→ Your task: Output all entries below exactly as they are given.

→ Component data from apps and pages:
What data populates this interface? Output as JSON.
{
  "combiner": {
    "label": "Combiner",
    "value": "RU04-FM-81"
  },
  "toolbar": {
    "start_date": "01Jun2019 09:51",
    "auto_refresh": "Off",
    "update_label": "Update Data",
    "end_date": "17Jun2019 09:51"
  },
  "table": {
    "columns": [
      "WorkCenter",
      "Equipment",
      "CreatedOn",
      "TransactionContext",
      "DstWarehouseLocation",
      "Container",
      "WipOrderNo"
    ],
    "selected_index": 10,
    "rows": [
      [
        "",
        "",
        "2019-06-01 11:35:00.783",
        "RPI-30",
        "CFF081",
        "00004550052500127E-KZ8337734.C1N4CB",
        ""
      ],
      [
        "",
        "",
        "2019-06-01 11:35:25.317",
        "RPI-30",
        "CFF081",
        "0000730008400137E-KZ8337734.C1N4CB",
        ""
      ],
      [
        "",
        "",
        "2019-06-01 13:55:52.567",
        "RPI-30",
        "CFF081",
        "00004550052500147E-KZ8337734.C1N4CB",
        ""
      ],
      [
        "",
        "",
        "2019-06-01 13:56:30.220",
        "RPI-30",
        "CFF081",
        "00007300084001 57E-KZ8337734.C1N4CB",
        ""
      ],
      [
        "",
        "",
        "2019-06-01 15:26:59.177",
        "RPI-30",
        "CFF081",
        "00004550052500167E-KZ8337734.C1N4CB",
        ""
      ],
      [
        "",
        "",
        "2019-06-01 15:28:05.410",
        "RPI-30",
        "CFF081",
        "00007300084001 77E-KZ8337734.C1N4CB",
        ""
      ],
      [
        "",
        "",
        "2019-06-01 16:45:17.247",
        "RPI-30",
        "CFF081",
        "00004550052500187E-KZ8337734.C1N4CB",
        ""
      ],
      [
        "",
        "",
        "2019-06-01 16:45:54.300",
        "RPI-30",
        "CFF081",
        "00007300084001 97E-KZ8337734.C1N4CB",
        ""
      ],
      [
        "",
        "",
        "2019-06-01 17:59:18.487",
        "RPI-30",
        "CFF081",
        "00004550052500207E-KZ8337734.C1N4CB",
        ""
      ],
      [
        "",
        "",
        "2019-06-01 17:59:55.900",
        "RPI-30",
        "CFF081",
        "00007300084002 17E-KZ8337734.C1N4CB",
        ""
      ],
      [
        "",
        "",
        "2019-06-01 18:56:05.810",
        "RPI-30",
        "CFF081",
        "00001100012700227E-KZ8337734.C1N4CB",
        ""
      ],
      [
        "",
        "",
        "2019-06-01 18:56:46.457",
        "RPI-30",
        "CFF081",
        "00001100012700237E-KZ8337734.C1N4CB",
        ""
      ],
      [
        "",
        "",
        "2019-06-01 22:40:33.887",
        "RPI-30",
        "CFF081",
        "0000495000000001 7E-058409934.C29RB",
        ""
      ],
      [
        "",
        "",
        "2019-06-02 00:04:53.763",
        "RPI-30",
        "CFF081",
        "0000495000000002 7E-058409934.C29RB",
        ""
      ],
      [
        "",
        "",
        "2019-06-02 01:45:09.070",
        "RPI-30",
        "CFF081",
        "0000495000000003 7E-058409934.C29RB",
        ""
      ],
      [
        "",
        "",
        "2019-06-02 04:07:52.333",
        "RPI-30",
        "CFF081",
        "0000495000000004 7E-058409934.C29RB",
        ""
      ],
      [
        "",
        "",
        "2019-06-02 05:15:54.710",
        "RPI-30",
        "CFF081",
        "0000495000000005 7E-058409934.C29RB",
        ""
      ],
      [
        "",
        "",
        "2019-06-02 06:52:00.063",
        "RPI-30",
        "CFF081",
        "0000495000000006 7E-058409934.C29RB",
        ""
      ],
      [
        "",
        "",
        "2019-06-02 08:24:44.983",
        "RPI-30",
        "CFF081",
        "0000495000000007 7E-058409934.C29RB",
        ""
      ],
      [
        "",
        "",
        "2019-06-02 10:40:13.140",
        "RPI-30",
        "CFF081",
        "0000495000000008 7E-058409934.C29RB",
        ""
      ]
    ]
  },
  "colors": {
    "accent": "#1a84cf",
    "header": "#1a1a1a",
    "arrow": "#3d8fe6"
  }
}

→ Answer to this problem:
What data populates this interface? Output as JSON.
{
  "combiner": {
    "label": "Combiner",
    "value": "RU04-FM-81"
  },
  "toolbar": {
    "start_date": "01Jun2019 09:51",
    "auto_refresh": "Off",
    "update_label": "Update Data",
    "end_date": "17Jun2019 09:51"
  },
  "table": {
    "columns": [
      "WorkCenter",
      "Equipment",
      "CreatedOn",
      "TransactionContext",
      "DstWarehouseLocation",
      "Container",
      "WipOrderNo"
    ],
    "selected_index": 10,
    "rows": [
      [
        "",
        "",
        "2019-06-01 11:35:00.783",
        "RPI-30",
        "CFF081",
        "00004550052500127E-KZ8337734.C1N4CB",
        ""
      ],
      [
        "",
        "",
        "2019-06-01 11:35:25.317",
        "RPI-30",
        "CFF081",
        "0000730008400137E-KZ8337734.C1N4CB",
        ""
      ],
      [
        "",
        "",
        "2019-06-01 13:55:52.567",
        "RPI-30",
        "CFF081",
        "00004550052500147E-KZ8337734.C1N4CB",
        ""
      ],
      [
        "",
        "",
        "2019-06-01 13:56:30.220",
        "RPI-30",
        "CFF081",
        "00007300084001 57E-KZ8337734.C1N4CB",
        ""
      ],
      [
        "",
        "",
        "2019-06-01 15:26:59.177",
        "RPI-30",
        "CFF081",
        "00004550052500167E-KZ8337734.C1N4CB",
        ""
      ],
      [
        "",
        "",
        "2019-06-01 15:28:05.410",
        "RPI-30",
        "CFF081",
        "00007300084001 77E-KZ8337734.C1N4CB",
        ""
      ],
      [
        "",
        "",
        "2019-06-01 16:45:17.247",
        "RPI-30",
        "CFF081",
        "00004550052500187E-KZ8337734.C1N4CB",
        ""
      ],
      [
        "",
        "",
        "2019-06-01 16:45:54.300",
        "RPI-30",
        "CFF081",
        "00007300084001 97E-KZ8337734.C1N4CB",
        ""
      ],
      [
        "",
        "",
        "2019-06-01 17:59:18.487",
        "RPI-30",
        "CFF081",
        "00004550052500207E-KZ8337734.C1N4CB",
        ""
      ],
      [
        "",
        "",
        "2019-06-01 17:59:55.900",
        "RPI-30",
        "CFF081",
        "00007300084002 17E-KZ8337734.C1N4CB",
        ""
      ],
      [
        "",
        "",
        "2019-06-01 18:56:05.810",
        "RPI-30",
        "CFF081",
        "00001100012700227E-KZ8337734.C1N4CB",
        ""
      ],
      [
        "",
        "",
        "2019-06-01 18:56:46.457",
        "RPI-30",
        "CFF081",
        "00001100012700237E-KZ8337734.C1N4CB",
        ""
      ],
      [
        "",
        "",
        "2019-06-01 22:40:33.887",
        "RPI-30",
        "CFF081",
        "0000495000000001 7E-058409934.C29RB",
        ""
      ],
      [
        "",
        "",
        "2019-06-02 00:04:53.763",
        "RPI-30",
        "CFF081",
        "0000495000000002 7E-058409934.C29RB",
        ""
      ],
      [
        "",
        "",
        "2019-06-02 01:45:09.070",
        "RPI-30",
        "CFF081",
        "0000495000000003 7E-058409934.C29RB",
        ""
      ],
      [
        "",
        "",
        "2019-06-02 04:07:52.333",
        "RPI-30",
        "CFF081",
        "0000495000000004 7E-058409934.C29RB",
        ""
      ],
      [
        "",
        "",
        "2019-06-02 05:15:54.710",
        "RPI-30",
        "CFF081",
        "0000495000000005 7E-058409934.C29RB",
        ""
      ],
      [
        "",
        "",
        "2019-06-02 06:52:00.063",
        "RPI-30",
        "CFF081",
        "0000495000000006 7E-058409934.C29RB",
        ""
      ],
      [
        "",
        "",
        "2019-06-02 08:24:44.983",
        "RPI-30",
        "CFF081",
        "0000495000000007 7E-058409934.C29RB",
        ""
      ],
      [
        "",
        "",
        "2019-06-02 10:40:13.140",
        "RPI-30",
        "CFF081",
        "0000495000000008 7E-058409934.C29RB",
        ""
      ]
    ]
  },
  "colors": {
    "accent": "#1a84cf",
    "header": "#1a1a1a",
    "arrow": "#3d8fe6"
  }
}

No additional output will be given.